Sunday, July 8, 2018
I'm a new fall 1L! How much should I get involved in extracurriculars during the fall semester?
Law students are the "cream of the crop" out of undergraduate, graduate, and employment situations. Typically they have been very involved in student or community organizations; often they have held multiple leadership positions at once. Many worked part-time or full-time during their studies. Some had additional family responsibilities while studying: elder care, child care, marriage.
In short law students are "doers" in their pre-law-school lives. They have juggled a variety of experiences while getting A and B grades in school. Often they tell me they "never had to study" to get those top grades.
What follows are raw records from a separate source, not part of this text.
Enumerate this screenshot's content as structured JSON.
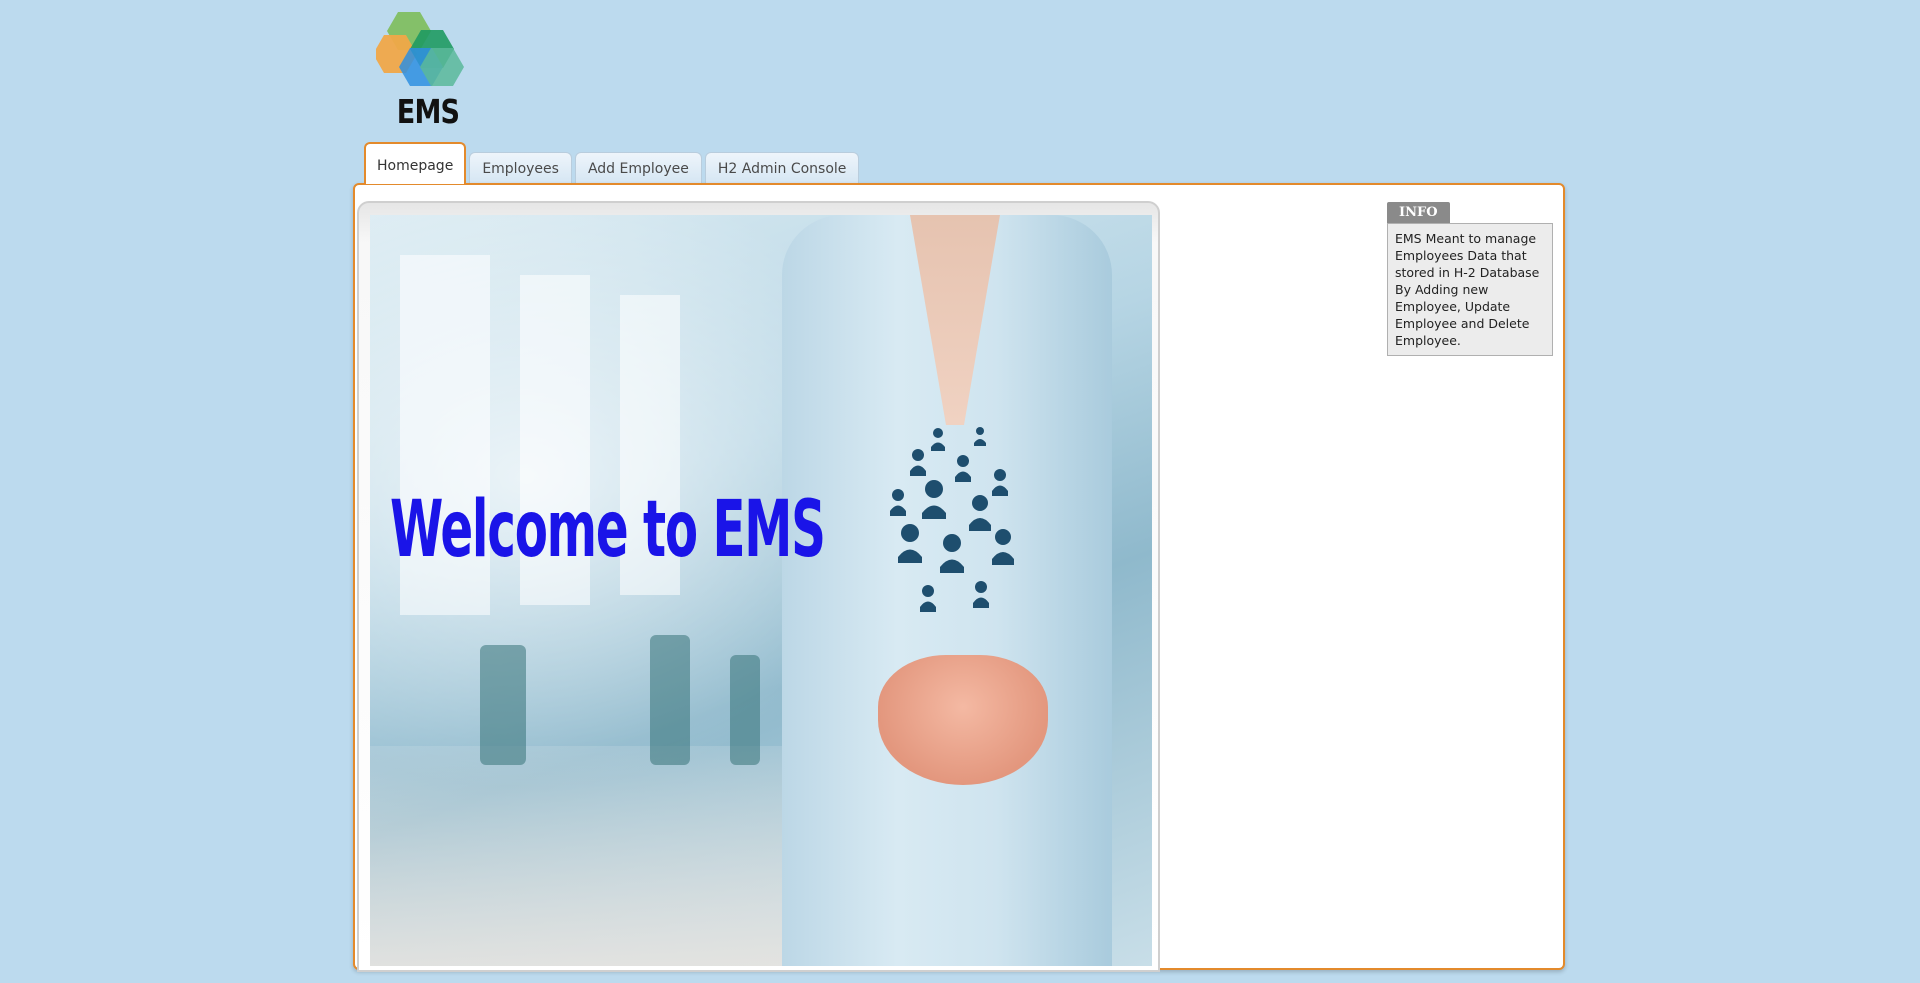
{
  "logo": {
    "text": "EMS",
    "icon": "hexagon-cluster-logo"
  },
  "tabs": [
    {
      "label": "Homepage",
      "active": true
    },
    {
      "label": "Employees",
      "active": false
    },
    {
      "label": "Add Employee",
      "active": false
    },
    {
      "label": "H2 Admin Console",
      "active": false
    }
  ],
  "hero": {
    "headline": "Welcome to EMS"
  },
  "info": {
    "title": "INFO",
    "body": "EMS Meant to manage Employees Data that stored in H-2 Database By Adding new Employee, Update Employee and Delete Employee."
  },
  "colors": {
    "page_background": "#bcdaee",
    "accent": "#e38a2c",
    "headline": "#1a14e8",
    "info_header": "#8a8a8a"
  }
}
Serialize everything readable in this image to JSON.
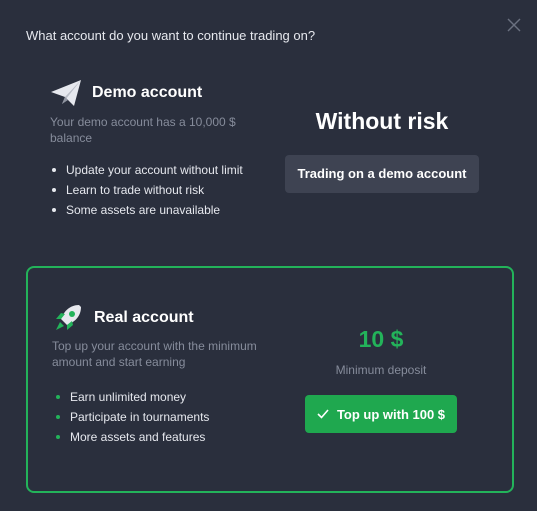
{
  "dialog": {
    "question": "What account do you want to continue trading on?",
    "close_icon": "close-icon"
  },
  "demo": {
    "icon": "paper-plane-icon",
    "title": "Demo account",
    "description": "Your demo account has a 10,000 $ balance",
    "features": [
      "Update your account without limit",
      "Learn to trade without risk",
      "Some assets are unavailable"
    ],
    "headline": "Without risk",
    "button_label": "Trading on a demo account"
  },
  "real": {
    "icon": "rocket-icon",
    "title": "Real account",
    "description": "Top up your account with the minimum amount and start earning",
    "features": [
      "Earn unlimited money",
      "Participate in tournaments",
      "More assets and features"
    ],
    "min_amount": "10 $",
    "min_label": "Minimum deposit",
    "button_icon": "check-icon",
    "button_label": "Top up with 100 $"
  },
  "colors": {
    "background": "#2a2f3d",
    "accent_green": "#23b35a",
    "button_gray": "#3e4352",
    "muted_text": "#868c9b"
  }
}
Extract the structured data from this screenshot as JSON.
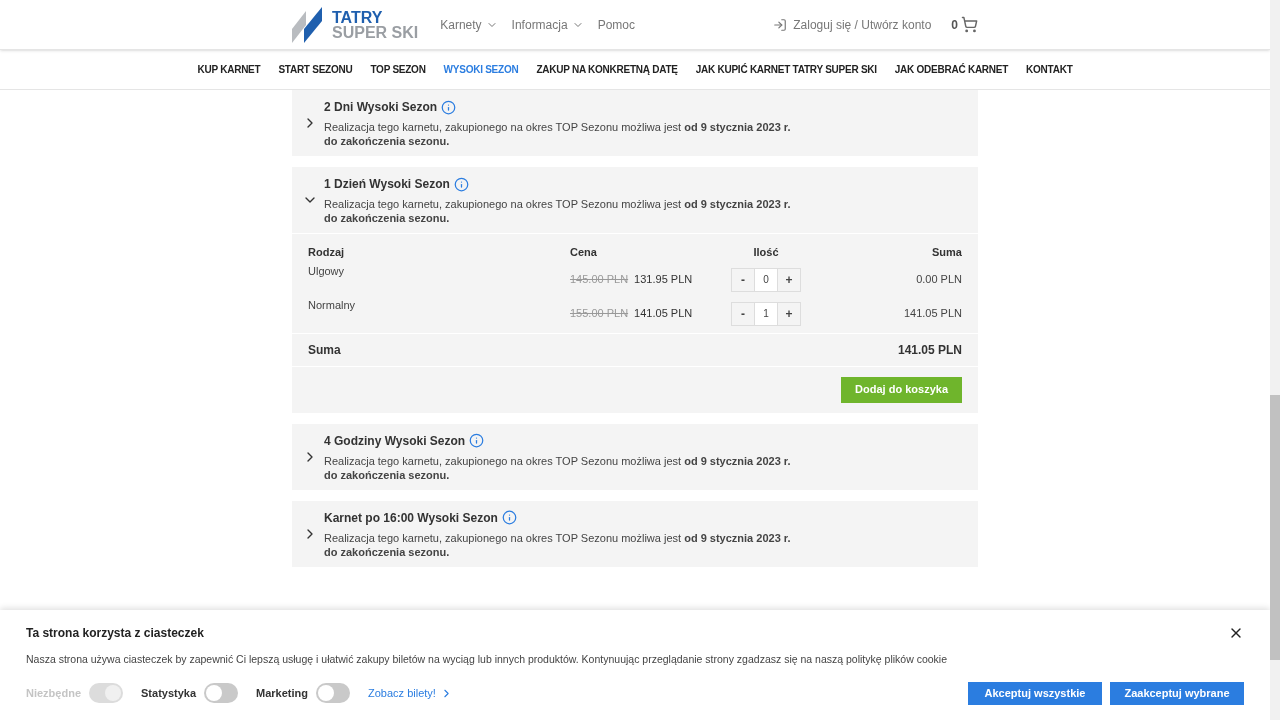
{
  "header": {
    "logo": {
      "line1": "TATRY",
      "line2": "SUPER SKI"
    },
    "menu": [
      {
        "label": "Karnety",
        "has_dropdown": true
      },
      {
        "label": "Informacja",
        "has_dropdown": true
      },
      {
        "label": "Pomoc",
        "has_dropdown": false
      }
    ],
    "login": "Zaloguj się / Utwórz konto",
    "cart_count": "0"
  },
  "nav": [
    {
      "label": "KUP KARNET",
      "selected": false
    },
    {
      "label": "START SEZONU",
      "selected": false
    },
    {
      "label": "TOP SEZON",
      "selected": false
    },
    {
      "label": "WYSOKI SEZON",
      "selected": true
    },
    {
      "label": "ZAKUP NA KONKRETNĄ DATĘ",
      "selected": false
    },
    {
      "label": "JAK KUPIĆ KARNET TATRY SUPER SKI",
      "selected": false
    },
    {
      "label": "JAK ODEBRAĆ KARNET",
      "selected": false
    },
    {
      "label": "KONTAKT",
      "selected": false
    }
  ],
  "passes": [
    {
      "title": "2 Dni Wysoki Sezon",
      "description": "Realizacja tego karnetu, zakupionego na okres TOP Sezonu możliwa jest **od 9 stycznia 2023 r. do zakończenia sezonu.**",
      "expanded": false
    },
    {
      "title": "1 Dzień Wysoki Sezon",
      "description": "Realizacja tego karnetu, zakupionego na okres TOP Sezonu możliwa jest **od 9 stycznia 2023 r. do zakończenia sezonu.**",
      "expanded": true,
      "table": {
        "columns": [
          "Rodzaj",
          "Cena",
          "Ilość",
          "Suma"
        ],
        "rows": [
          {
            "type": "Ulgowy",
            "old_price": "145.00 PLN",
            "price": "131.95 PLN",
            "minus": "-",
            "quantity": "0",
            "plus": "+",
            "sum": "0.00 PLN"
          },
          {
            "type": "Normalny",
            "old_price": "155.00 PLN",
            "price": "141.05 PLN",
            "minus": "-",
            "quantity": "1",
            "plus": "+",
            "sum": "141.05 PLN"
          }
        ],
        "total_label": "Suma",
        "total": "141.05 PLN",
        "add_button": "Dodaj do koszyka"
      }
    },
    {
      "title": "4 Godziny Wysoki Sezon",
      "description": "Realizacja tego karnetu, zakupionego na okres TOP Sezonu możliwa jest **od 9 stycznia 2023 r. do zakończenia sezonu.**",
      "expanded": false
    },
    {
      "title": "Karnet po 16:00 Wysoki Sezon",
      "description": "Realizacja tego karnetu, zakupionego na okres TOP Sezonu możliwa jest **od 9 stycznia 2023 r. do zakończenia sezonu.**",
      "expanded": false
    }
  ],
  "cookie": {
    "title": "Ta strona korzysta z ciasteczek",
    "text": "Nasza strona używa ciasteczek by zapewnić Ci lepszą usługę i ułatwić zakupy biletów na wyciąg lub innych produktów. Kontynuując przeglądanie strony zgadzasz się na naszą politykę plików cookie",
    "toggles": [
      {
        "label": "Niezbędne",
        "on": true,
        "disabled": true
      },
      {
        "label": "Statystyka",
        "on": false,
        "disabled": false
      },
      {
        "label": "Marketing",
        "on": false,
        "disabled": false
      }
    ],
    "link": "Zobacz bilety!",
    "buttons": [
      "Akceptuj wszystkie",
      "Zaakceptuj wybrane"
    ]
  }
}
Many tell me that they studied under 20 hours per week; some tell me that they studied under 10 hours per week. They also tell me they wrote papers the night before and never studied more than a couple of days for tests. When academic pursuits come easily, it leaves lots of room for other pursuits.
Most law students enter law school with the impression that they can continue their high involvement in activities and still get the highest grades. However, a more cautious approach is probably the wiser approach - at least the first semester. Here are some of the reasons why over-involvement may be less than optimal:
- The cohort in the first-year class is different than the past cohorts in most classes. Remember all of you are from the "cream of the crop," and consequently the outstanding level of intelligence and achievement of your new classmates is likely different from the past. Law students were accepted to law school because they excelled in their prior lives.
- Law school is different than other educational experiences and will require new learning strategies and study skills for success. All first-year students find the fall semester an adjustment as they face different expectations for classes and exams.
- The pace of learning is faster in law school because more material that is dense and complex is covered in a semester. On top of preparing for class, law students need to synthesize the material and practice application of that material to new fact scenarios to prepare for best exam performance.
- Legal research and writing courses require lengthy projects using different analysis and writing skills than previously acquired. Even excellent writers previously have to retool their techniques because legal analysis is more precise and concise. A well-written legal writing project can take consistent work over several weeks with multiple drafts.
We want new law students to get involved in the life and organizations of the law school so they feel part of their new environment. However, here are some tips for entering law students to help them make wise selections regarding their level of involvement:
- Attend any student organization fairs that your law school holds to find out more about the variety of student organizations: purposes, events, requirements for membership, time commitments.
- Attend sessions that may explain community opportunities for your involvement: pro bono clinics, volunteer opportunities, service organizations, local bar organizations.
- Consider any school requirements on your time as a law student: required pro bono hours, mandatory extended orientation meetings for first-year students, supplemental study group-tutoring sessions.
- Consider your personal interests and career goals that may match student organizations or community opportunities: oil and gas law, criminal defense, immigration law, homeless populations, animal abuse, diversity.
- Consider time commitments that you already have outside law school: elderly relatives nearby, spouse/partner, children, pets, religious services, national guard service.
- Weigh all of these factors and look for balance in your commitments in all areas of your life; determine your priorities for your time - both academic and non-academic.
- Become involved in one or two activities that are good matches for you; focus on being a member who regularly attends meetings, social events, and speakers. You will get to know other students (especially upper-division students with whom you have no classes), feel more connected to the law school community, and have several items for your resume.
- Possibly consider being on a committee for an organization, but probably avoid being a committee chair or an officer during your first semester. There will be plenty of time in future semesters to take on positions of leadership.
- If you choose a "heavy-hitter" commitment such as Student Bar Association or class officer, be even more aware of not stretching yourself too thin your first semester.
Get involved in law school life, but make academics a major priority while you acclimate to the different demands of law school. (Amy Jarmon)